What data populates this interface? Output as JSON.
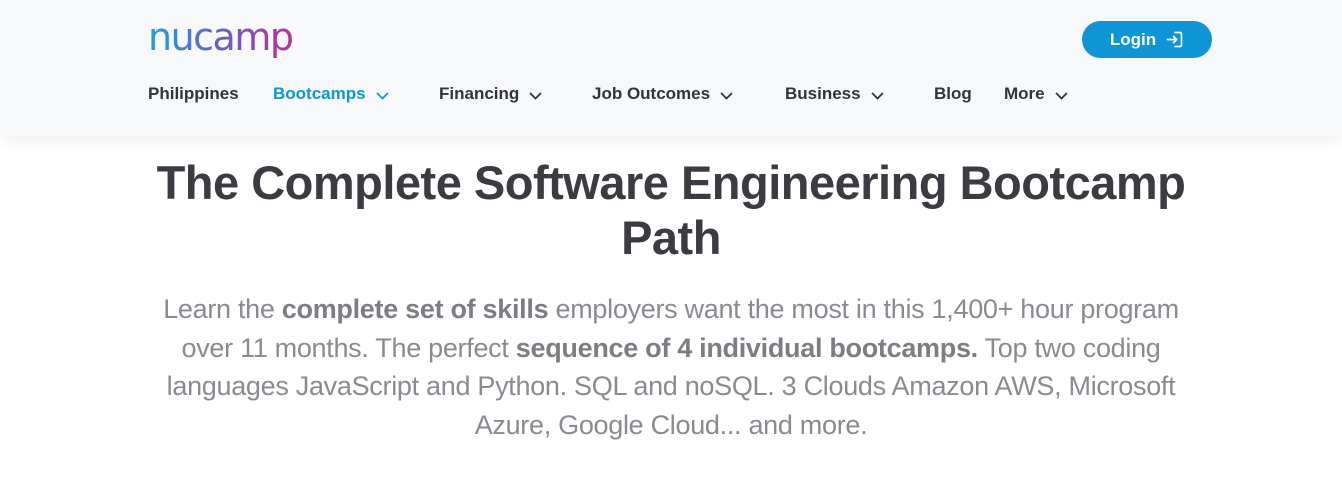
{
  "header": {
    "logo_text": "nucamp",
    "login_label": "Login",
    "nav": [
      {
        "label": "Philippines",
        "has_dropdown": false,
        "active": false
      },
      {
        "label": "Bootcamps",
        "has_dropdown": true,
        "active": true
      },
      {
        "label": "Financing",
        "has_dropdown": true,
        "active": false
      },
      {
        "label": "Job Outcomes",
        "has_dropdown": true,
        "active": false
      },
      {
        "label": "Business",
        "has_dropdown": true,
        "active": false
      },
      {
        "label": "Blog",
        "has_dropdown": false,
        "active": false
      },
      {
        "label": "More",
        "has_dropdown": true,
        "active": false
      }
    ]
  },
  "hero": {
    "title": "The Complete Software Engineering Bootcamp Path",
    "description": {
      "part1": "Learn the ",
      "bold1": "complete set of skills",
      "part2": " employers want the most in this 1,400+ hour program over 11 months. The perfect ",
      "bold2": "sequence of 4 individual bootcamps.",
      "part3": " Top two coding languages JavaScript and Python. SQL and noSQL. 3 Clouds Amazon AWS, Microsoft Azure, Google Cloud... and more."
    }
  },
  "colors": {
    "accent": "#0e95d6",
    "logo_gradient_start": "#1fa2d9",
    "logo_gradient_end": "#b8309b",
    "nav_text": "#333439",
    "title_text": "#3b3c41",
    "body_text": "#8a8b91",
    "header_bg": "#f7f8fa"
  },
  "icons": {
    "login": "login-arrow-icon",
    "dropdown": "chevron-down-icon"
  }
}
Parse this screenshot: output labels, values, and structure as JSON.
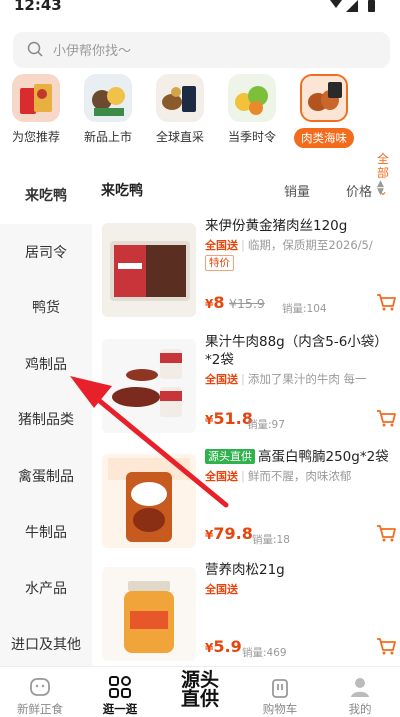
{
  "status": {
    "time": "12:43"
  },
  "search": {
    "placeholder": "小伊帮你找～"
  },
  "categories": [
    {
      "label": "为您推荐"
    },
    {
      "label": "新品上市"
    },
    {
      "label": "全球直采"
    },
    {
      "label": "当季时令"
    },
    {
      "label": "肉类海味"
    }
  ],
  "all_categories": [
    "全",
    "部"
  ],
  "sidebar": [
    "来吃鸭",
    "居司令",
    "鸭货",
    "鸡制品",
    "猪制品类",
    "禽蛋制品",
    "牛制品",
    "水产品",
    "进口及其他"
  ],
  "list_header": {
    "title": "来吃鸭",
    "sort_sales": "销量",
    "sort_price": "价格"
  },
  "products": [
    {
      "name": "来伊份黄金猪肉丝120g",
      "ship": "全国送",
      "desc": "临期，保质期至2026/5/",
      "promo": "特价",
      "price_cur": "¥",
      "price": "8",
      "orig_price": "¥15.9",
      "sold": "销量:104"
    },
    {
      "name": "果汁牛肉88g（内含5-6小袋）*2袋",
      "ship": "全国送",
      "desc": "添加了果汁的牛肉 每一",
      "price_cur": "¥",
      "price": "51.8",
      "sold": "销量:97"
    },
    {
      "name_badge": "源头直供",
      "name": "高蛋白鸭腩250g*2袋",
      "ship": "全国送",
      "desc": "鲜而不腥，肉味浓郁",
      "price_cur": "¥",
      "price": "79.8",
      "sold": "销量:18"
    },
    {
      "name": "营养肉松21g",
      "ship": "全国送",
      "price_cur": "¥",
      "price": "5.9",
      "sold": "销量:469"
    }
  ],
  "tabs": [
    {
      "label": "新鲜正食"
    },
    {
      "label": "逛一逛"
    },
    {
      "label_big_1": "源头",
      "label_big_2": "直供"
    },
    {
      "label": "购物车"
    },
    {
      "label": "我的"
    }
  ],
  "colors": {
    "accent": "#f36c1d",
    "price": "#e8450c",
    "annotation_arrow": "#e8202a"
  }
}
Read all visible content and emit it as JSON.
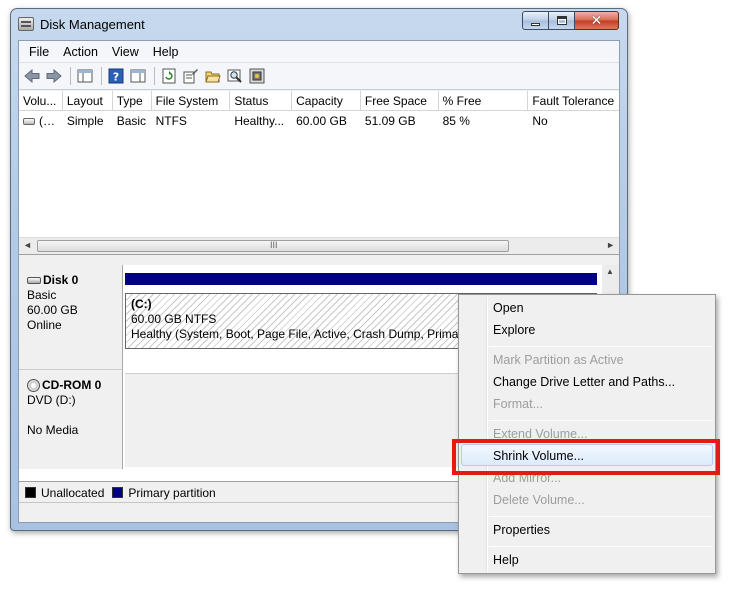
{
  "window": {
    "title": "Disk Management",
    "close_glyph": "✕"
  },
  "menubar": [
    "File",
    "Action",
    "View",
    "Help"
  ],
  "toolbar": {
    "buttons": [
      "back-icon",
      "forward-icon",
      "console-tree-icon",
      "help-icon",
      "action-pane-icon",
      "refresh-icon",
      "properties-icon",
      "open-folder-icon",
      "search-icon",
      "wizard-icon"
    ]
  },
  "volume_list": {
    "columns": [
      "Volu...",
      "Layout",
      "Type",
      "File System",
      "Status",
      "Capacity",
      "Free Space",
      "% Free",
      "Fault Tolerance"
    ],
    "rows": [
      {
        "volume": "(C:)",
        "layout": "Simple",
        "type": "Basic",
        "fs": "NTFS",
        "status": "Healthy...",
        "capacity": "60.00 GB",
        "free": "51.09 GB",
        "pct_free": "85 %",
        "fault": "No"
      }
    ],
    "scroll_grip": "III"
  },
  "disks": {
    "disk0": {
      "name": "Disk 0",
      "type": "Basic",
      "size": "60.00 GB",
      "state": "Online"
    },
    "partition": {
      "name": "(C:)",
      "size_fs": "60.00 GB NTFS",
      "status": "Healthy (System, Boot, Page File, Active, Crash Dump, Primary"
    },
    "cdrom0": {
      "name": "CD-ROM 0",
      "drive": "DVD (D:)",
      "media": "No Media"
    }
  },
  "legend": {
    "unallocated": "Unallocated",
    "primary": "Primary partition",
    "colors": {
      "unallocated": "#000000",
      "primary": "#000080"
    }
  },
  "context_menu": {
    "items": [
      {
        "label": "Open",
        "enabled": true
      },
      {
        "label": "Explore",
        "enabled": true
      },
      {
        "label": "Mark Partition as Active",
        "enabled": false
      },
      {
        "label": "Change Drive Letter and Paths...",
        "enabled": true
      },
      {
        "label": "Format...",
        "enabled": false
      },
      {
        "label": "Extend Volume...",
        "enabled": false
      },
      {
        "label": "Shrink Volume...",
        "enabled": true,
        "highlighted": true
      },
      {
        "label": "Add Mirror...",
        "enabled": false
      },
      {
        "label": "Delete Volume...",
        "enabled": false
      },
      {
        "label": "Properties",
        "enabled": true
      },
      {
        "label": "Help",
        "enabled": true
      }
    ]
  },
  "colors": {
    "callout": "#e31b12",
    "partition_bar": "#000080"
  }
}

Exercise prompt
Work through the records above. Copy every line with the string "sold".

Answer to this problem
      "sold": "销量:104"
      "sold": "销量:97"
      "sold": "销量:18"
      "sold": "销量:469"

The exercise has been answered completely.